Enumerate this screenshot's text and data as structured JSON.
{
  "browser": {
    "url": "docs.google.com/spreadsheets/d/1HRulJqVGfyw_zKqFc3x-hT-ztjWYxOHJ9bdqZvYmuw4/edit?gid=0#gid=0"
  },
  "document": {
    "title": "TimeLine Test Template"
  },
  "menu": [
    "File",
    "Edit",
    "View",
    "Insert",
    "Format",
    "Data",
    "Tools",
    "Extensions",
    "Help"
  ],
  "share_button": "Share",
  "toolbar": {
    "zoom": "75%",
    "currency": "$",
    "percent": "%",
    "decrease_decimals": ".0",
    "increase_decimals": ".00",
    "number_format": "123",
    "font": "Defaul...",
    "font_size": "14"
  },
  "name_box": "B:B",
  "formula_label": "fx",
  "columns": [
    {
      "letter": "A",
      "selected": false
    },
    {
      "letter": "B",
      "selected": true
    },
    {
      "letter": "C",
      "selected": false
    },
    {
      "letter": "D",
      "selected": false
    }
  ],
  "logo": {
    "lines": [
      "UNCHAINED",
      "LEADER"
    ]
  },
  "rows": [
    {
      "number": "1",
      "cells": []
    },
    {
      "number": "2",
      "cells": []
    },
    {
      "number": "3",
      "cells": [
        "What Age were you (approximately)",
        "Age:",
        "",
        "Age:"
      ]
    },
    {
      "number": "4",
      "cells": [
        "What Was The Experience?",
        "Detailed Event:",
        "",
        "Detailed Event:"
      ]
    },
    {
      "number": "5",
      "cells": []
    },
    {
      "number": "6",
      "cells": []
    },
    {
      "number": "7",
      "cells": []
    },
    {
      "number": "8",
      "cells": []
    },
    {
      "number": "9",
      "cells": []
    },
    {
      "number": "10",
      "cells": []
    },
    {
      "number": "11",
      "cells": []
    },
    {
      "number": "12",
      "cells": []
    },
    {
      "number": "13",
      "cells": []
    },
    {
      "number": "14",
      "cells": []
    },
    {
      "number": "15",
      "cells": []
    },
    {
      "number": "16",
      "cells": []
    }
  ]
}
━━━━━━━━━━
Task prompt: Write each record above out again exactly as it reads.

Response area:
Enumerate this screenshot's text and data as structured JSON.
{
  "browser": {
    "url": "docs.google.com/spreadsheets/d/1HRulJqVGfyw_zKqFc3x-hT-ztjWYxOHJ9bdqZvYmuw4/edit?gid=0#gid=0"
  },
  "document": {
    "title": "TimeLine Test Template"
  },
  "menu": [
    "File",
    "Edit",
    "View",
    "Insert",
    "Format",
    "Data",
    "Tools",
    "Extensions",
    "Help"
  ],
  "share_button": "Share",
  "toolbar": {
    "zoom": "75%",
    "currency": "$",
    "percent": "%",
    "decrease_decimals": ".0",
    "increase_decimals": ".00",
    "number_format": "123",
    "font": "Defaul...",
    "font_size": "14"
  },
  "name_box": "B:B",
  "formula_label": "fx",
  "columns": [
    {
      "letter": "A",
      "selected": false
    },
    {
      "letter": "B",
      "selected": true
    },
    {
      "letter": "C",
      "selected": false
    },
    {
      "letter": "D",
      "selected": false
    }
  ],
  "logo": {
    "lines": [
      "UNCHAINED",
      "LEADER"
    ]
  },
  "rows": [
    {
      "number": "1",
      "cells": []
    },
    {
      "number": "2",
      "cells": []
    },
    {
      "number": "3",
      "cells": [
        "What Age were you (approximately)",
        "Age:",
        "",
        "Age:"
      ]
    },
    {
      "number": "4",
      "cells": [
        "What Was The Experience?",
        "Detailed Event:",
        "",
        "Detailed Event:"
      ]
    },
    {
      "number": "5",
      "cells": []
    },
    {
      "number": "6",
      "cells": []
    },
    {
      "number": "7",
      "cells": []
    },
    {
      "number": "8",
      "cells": []
    },
    {
      "number": "9",
      "cells": []
    },
    {
      "number": "10",
      "cells": []
    },
    {
      "number": "11",
      "cells": []
    },
    {
      "number": "12",
      "cells": []
    },
    {
      "number": "13",
      "cells": []
    },
    {
      "number": "14",
      "cells": []
    },
    {
      "number": "15",
      "cells": []
    },
    {
      "number": "16",
      "cells": []
    }
  ]
}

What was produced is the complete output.